*ASSIGNMENT*: Check each line of the listing, and copy it if it contains the word "title".

*RECORD SET*:

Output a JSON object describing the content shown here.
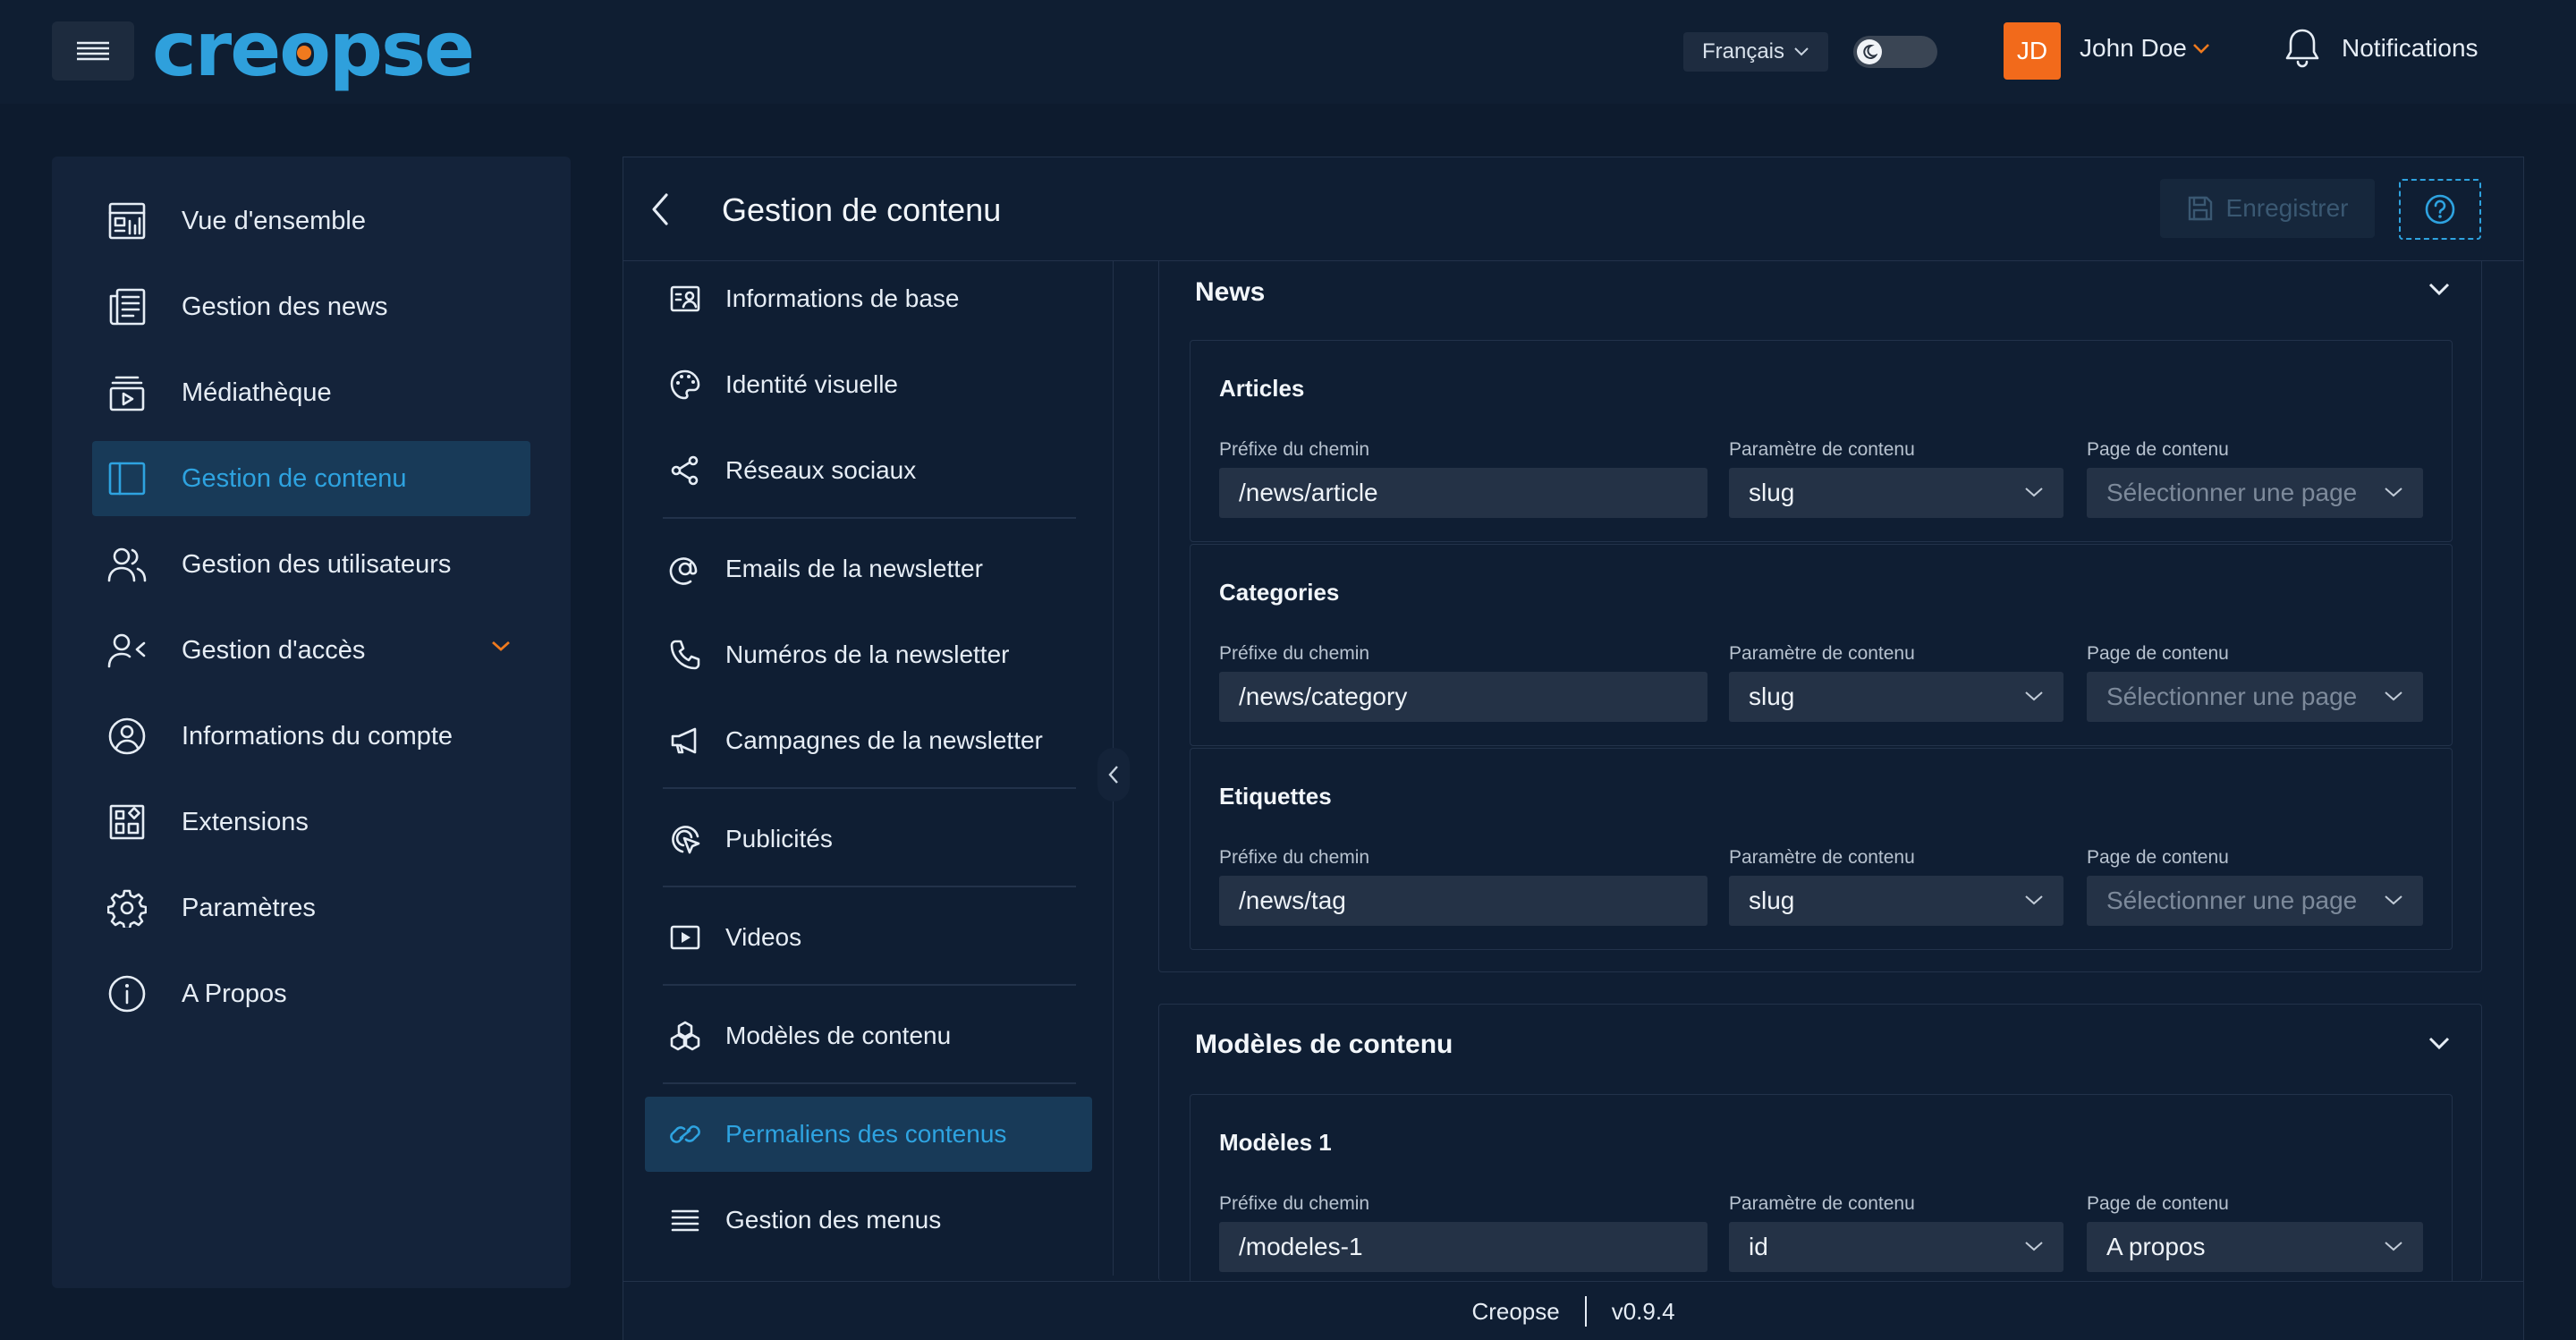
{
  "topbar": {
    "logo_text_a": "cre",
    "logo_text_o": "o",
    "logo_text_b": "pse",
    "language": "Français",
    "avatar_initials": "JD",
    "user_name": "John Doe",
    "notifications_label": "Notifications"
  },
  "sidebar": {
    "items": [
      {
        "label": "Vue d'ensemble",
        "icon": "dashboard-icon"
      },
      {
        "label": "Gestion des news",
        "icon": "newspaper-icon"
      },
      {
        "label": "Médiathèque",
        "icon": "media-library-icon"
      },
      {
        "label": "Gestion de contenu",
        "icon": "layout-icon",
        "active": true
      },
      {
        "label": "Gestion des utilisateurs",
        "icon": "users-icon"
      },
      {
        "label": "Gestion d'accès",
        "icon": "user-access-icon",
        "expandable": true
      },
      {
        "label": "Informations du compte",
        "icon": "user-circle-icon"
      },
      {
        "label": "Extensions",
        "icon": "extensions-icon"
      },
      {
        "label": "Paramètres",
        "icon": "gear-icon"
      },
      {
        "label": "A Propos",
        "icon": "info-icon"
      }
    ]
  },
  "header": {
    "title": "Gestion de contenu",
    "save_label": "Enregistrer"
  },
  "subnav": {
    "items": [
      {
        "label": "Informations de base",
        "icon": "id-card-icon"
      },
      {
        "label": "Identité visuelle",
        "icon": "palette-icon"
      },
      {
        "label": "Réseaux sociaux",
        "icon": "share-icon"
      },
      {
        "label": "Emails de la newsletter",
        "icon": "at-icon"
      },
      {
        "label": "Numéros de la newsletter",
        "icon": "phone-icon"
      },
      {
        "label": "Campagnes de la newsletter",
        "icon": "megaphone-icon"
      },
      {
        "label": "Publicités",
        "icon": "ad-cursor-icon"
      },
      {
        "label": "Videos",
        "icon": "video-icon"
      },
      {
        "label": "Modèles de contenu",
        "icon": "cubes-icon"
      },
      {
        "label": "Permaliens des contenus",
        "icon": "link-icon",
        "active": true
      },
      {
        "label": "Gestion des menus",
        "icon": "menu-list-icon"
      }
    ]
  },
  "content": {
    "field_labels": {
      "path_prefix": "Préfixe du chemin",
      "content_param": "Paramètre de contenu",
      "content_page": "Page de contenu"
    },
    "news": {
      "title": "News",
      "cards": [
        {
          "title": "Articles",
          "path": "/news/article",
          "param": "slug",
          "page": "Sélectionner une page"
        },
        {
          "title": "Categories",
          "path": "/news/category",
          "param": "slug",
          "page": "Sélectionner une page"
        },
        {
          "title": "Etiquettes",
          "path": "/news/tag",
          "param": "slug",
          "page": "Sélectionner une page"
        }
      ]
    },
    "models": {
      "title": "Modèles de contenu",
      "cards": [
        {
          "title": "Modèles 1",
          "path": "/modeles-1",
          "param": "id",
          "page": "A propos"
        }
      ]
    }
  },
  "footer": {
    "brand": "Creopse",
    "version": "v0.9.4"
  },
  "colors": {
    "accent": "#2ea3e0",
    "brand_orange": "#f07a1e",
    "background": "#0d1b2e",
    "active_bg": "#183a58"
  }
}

*SOLUTION*:
    "title": "Gestion de contenu",
      "title": "News",
          "title": "Articles",
          "title": "Categories",
          "title": "Etiquettes",
      "title": "Modèles de contenu",
          "title": "Modèles 1",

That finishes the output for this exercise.